- **ACTIVITY**
The answer must be every line of the records in which the string "this" appears.

╔══

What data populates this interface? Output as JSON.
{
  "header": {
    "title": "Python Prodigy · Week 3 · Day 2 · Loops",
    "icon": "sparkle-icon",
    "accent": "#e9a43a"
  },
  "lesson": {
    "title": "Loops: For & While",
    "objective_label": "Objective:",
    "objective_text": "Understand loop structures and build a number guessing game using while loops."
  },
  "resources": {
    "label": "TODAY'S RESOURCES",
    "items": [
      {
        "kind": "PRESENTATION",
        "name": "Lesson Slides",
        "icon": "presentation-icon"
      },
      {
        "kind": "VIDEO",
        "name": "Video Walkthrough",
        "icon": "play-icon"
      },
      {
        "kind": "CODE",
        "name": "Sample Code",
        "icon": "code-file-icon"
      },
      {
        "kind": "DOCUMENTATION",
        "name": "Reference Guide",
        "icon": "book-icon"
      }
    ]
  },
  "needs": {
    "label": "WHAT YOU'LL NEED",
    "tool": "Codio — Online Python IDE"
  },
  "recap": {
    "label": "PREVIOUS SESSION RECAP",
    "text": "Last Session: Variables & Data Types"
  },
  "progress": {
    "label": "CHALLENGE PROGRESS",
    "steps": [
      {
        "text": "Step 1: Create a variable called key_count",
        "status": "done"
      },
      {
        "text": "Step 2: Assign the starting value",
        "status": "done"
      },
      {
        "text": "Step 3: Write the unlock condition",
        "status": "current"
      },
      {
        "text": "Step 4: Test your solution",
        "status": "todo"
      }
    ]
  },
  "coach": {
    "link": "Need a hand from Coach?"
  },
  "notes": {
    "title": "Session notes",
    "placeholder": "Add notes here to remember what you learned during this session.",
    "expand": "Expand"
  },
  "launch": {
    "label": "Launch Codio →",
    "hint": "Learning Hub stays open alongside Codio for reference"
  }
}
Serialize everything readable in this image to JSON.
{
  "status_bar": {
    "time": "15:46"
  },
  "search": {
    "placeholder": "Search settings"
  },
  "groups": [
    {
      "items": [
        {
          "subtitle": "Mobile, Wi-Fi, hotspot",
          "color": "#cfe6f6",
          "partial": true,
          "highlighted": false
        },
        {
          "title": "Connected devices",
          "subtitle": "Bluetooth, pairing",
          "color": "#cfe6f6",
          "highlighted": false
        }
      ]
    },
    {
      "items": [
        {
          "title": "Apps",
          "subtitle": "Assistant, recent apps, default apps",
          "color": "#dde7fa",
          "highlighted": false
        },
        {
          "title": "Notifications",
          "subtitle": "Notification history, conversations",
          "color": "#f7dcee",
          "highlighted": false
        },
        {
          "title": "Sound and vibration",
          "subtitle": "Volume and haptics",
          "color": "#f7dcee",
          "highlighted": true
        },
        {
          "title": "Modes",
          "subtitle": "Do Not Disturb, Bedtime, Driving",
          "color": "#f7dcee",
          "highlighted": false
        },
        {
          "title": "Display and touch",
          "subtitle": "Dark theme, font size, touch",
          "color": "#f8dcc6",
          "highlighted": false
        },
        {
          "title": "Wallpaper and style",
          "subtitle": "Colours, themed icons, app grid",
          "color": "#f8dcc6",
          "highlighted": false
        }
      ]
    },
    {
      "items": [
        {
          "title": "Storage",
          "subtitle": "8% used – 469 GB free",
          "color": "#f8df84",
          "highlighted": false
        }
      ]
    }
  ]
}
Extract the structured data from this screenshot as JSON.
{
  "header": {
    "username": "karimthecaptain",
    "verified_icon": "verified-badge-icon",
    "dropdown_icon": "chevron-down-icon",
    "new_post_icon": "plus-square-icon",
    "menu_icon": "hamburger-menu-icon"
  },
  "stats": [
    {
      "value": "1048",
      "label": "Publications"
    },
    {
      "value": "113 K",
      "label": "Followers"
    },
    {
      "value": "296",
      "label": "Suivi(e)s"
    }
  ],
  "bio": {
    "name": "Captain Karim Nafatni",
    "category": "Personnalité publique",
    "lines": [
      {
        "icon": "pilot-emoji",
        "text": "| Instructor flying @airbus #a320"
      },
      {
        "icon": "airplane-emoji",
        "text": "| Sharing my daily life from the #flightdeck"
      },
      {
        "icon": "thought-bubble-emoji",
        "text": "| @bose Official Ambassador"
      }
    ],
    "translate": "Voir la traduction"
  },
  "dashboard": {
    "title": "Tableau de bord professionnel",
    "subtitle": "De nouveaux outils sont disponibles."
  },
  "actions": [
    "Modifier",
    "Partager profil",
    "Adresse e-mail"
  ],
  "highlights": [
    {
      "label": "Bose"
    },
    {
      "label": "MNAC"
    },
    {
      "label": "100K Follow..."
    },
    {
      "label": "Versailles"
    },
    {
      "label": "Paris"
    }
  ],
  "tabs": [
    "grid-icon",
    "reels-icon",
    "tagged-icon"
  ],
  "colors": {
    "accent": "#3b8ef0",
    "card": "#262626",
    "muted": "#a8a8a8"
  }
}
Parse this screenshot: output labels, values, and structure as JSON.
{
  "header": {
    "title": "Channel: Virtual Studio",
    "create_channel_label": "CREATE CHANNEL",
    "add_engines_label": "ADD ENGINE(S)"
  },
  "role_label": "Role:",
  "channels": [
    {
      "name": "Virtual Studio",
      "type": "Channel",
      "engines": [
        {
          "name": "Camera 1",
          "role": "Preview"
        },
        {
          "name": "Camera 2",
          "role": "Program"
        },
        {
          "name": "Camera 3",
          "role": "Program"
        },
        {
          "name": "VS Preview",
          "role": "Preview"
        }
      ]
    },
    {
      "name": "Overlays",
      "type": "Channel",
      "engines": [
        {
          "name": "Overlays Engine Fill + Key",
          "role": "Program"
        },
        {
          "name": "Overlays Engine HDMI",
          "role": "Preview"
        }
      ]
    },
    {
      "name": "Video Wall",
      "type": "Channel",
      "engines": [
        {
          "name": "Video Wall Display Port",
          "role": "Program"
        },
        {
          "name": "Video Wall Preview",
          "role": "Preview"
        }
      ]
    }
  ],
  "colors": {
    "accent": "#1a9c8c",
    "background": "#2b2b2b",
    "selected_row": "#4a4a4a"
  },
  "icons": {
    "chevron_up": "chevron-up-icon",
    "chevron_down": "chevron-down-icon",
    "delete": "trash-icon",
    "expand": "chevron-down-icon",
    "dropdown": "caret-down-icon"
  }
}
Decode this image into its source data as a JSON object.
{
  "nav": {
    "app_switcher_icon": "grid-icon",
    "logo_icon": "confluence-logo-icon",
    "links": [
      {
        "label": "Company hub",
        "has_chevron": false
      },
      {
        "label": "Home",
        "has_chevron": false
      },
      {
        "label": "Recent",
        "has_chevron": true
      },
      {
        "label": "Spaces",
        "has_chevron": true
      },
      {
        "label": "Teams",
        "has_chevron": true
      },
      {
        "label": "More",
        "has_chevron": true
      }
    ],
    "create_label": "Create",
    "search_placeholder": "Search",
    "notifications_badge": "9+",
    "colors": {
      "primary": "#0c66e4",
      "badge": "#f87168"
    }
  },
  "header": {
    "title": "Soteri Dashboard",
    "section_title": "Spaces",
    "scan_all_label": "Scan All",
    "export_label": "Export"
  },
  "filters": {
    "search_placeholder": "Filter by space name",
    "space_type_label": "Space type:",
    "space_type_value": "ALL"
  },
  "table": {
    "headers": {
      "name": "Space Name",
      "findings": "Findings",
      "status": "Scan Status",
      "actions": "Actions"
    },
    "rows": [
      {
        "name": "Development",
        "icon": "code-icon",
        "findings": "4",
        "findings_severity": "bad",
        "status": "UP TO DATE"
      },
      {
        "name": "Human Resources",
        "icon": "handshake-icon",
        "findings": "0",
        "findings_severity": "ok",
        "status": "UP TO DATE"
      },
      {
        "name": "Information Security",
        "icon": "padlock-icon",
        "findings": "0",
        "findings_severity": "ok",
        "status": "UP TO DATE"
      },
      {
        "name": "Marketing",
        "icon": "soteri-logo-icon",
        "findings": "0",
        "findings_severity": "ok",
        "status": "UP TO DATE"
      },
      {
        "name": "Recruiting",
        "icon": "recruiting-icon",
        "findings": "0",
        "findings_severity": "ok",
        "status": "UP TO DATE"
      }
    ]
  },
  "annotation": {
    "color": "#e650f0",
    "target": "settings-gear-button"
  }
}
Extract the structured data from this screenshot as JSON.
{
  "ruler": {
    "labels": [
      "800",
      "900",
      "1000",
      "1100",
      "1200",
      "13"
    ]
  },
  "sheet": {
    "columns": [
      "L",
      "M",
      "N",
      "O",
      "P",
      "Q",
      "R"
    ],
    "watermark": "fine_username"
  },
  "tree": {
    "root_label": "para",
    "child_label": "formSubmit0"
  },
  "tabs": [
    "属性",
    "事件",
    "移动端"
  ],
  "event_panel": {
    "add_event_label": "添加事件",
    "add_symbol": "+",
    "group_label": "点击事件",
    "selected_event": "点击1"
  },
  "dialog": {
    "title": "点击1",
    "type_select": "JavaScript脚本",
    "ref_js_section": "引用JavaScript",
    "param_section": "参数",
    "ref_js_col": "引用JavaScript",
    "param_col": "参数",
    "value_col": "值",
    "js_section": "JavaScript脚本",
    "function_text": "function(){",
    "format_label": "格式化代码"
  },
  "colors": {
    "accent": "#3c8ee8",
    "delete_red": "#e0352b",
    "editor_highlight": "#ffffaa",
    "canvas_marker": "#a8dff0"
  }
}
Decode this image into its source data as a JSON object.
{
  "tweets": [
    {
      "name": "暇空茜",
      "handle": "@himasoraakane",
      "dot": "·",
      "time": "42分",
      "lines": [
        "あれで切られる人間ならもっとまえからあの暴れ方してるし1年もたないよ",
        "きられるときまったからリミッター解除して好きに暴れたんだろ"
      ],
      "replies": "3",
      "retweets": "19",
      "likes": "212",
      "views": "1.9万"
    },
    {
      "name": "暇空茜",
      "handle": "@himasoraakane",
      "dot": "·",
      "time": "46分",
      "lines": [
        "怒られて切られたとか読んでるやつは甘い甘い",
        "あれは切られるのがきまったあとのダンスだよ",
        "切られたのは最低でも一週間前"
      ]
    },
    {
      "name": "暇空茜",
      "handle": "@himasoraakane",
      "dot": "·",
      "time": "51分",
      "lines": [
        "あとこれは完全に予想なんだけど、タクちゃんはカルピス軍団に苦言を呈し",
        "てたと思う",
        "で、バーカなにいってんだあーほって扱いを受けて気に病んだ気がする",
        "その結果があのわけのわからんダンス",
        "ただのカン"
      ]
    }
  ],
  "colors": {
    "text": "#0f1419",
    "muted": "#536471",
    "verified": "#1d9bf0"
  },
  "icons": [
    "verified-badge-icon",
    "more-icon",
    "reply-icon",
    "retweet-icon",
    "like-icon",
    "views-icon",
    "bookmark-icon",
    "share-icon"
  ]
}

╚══

- **REPLY TO THE EXERCISE**
What data populates this interface? Output as JSON.
    "placeholder": "Add notes here to remember what you learned during this session.",
Serialize everything readable in this image to JSON.
Extract the structured data from this screenshot as JSON.
Parse this screenshot: output labels, values, and structure as JSON.
Decode this image into its source data as a JSON object.
Extract the structured data from this screenshot as JSON.
Decode this image into its source data as a JSON object.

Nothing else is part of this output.